Beverly Sills died of lung cancer on July 2nd, 2007. She was 78 years old. Her legacy as one of the world’s greatest opera singers as well as one of the most effective of Arts Administrators remains well maintained.

The lovely Beverly Sills Iris

A Photographic Collection Commemorating the Life of Beverly Sills

The natal chart for Beverly Sills. Note the blue triangles or “grand trines“between the heavenly bodies of Neptune in the sign of Leo and Venus in the sign of Aries, along with Saturn and The Moon placed together in the sign of Sagittarius.

A drawing of Beverly Sills singing the title role in Donizetti’s “Lucia di Lammermoor” Because of her insistence that acting be married to the text, Sills’ “Mad Scene” is truly memorable and especially haunting.

A caricature of Beverly Sills by Al Hirschfeld displaying her beaming smile that was both effective and infectious.

A cover of Opera News Magazine showing Beverly Sills performing each of the 3 “Donizetti Queens” – Anna Bolena, or Ann Boleyn (left). Maria Stuarda or Mary Stewart (far right) and Queen Elizabrth I in “Roberto Deveraux” (center).

Beverly Sills’ 1976 autobiography with the title many called her by, “Bubbles”

The woman whom everyone called “Bubbles”
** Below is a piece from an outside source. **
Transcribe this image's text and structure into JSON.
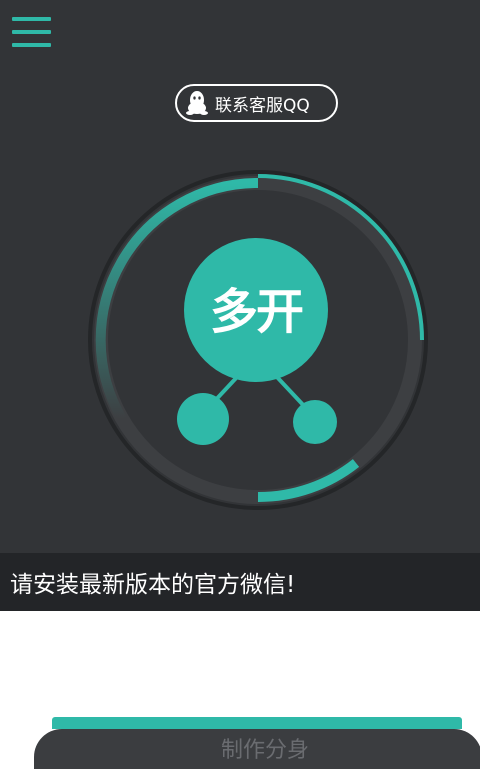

A drawing of the iridaceae germanica or Beverly Sills Iris

**Brad Kronen is the author of over 30 books on both Astrology and History, which includes his astrological dating guides tailor made for every sign of the Zodiac entitled “Love in the Stars”. In honor of Ms.Sills, below is an image of the Gemini edition, her Sun Sign, which is available for purchase on Click on the image below to see a complete listing of all Brad’s published work:

Leave a Reply

Fill in your details below or click an icon to log in: Logo

You are commenting using your account. Log Out /  Change )

Twitter picture

You are commenting using your Twitter account. Log Out /  Change )

Facebook photo

You are commenting using your Facebook account. Log Out /  Change )

Connecting to %s